**Directions for this task**
Gather up every line from the entries below that uses the word "structured".

━━ Data to process ━━

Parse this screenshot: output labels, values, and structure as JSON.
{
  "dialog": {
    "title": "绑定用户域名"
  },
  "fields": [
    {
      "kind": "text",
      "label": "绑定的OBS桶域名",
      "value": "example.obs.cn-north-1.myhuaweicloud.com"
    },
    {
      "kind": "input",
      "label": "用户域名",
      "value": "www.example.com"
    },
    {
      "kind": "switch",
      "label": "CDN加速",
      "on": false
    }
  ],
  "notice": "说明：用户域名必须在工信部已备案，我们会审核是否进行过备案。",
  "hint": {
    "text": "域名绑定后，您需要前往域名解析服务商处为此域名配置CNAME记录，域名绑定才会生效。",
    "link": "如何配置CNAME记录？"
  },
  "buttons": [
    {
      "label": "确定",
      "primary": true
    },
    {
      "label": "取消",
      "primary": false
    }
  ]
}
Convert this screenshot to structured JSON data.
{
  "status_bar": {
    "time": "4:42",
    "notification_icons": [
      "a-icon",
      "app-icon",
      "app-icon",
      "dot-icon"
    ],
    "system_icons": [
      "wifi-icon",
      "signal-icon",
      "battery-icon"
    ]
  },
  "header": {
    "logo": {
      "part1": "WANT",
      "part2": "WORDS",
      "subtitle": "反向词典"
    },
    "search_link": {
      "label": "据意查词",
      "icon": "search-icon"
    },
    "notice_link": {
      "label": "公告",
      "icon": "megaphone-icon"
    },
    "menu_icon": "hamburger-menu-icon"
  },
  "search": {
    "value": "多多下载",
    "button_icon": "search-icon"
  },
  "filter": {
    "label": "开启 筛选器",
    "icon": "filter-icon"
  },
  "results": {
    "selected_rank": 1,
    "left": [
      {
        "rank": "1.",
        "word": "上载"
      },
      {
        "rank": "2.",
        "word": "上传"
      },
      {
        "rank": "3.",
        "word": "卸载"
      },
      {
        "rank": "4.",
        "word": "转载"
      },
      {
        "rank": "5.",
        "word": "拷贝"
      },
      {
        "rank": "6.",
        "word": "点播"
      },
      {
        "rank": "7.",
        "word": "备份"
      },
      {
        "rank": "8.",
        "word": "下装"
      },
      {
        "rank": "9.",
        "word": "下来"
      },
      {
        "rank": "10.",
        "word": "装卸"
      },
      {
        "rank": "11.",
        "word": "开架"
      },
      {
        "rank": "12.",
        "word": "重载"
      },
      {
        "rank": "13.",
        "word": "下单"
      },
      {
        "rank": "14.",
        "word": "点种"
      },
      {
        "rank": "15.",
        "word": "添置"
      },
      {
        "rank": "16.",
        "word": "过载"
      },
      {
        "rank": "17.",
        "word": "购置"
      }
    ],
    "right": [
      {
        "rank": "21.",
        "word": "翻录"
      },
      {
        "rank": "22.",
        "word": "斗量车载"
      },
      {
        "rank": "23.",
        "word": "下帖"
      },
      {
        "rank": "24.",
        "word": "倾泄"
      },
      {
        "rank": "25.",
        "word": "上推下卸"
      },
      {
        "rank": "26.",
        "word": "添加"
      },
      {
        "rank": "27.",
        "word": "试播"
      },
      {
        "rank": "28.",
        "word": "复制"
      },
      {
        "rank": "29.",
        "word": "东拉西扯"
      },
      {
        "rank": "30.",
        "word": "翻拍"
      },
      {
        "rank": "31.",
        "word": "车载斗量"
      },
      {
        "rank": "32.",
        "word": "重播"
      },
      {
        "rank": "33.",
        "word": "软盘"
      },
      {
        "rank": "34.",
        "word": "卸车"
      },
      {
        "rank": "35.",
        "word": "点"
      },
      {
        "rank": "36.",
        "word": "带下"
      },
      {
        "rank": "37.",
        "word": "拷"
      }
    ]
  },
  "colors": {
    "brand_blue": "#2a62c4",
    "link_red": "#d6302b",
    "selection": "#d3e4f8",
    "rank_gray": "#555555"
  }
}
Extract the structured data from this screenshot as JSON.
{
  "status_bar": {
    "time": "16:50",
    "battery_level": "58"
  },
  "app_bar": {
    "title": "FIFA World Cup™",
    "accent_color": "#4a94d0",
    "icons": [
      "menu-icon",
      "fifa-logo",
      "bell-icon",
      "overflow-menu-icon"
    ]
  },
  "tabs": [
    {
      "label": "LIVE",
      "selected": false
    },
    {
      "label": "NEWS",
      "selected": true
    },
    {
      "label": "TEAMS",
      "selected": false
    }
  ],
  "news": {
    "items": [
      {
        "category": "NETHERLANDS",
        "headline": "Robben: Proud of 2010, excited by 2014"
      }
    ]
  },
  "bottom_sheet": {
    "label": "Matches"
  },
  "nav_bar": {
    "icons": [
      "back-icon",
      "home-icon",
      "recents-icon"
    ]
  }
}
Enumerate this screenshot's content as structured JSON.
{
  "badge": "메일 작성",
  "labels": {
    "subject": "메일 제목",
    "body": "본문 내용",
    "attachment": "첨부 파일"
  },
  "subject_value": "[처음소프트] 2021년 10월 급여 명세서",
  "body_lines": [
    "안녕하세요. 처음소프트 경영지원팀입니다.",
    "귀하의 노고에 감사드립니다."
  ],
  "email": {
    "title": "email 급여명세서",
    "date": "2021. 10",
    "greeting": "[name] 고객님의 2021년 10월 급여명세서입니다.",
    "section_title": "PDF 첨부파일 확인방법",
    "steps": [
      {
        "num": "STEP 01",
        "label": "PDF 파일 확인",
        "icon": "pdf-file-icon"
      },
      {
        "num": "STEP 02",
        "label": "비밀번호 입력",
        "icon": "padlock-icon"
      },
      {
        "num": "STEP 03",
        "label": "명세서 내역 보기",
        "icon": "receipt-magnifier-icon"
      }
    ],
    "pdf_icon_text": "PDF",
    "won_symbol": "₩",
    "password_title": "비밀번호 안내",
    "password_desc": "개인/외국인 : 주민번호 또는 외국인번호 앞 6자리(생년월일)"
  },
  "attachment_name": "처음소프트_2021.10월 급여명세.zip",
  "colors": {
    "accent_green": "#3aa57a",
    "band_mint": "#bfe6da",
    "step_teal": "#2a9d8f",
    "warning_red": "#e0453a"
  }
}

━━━

**Written answer**
Convert this screenshot to structured JSON data.
Extract the structured data from this screenshot as JSON.
Enumerate this screenshot's content as structured JSON.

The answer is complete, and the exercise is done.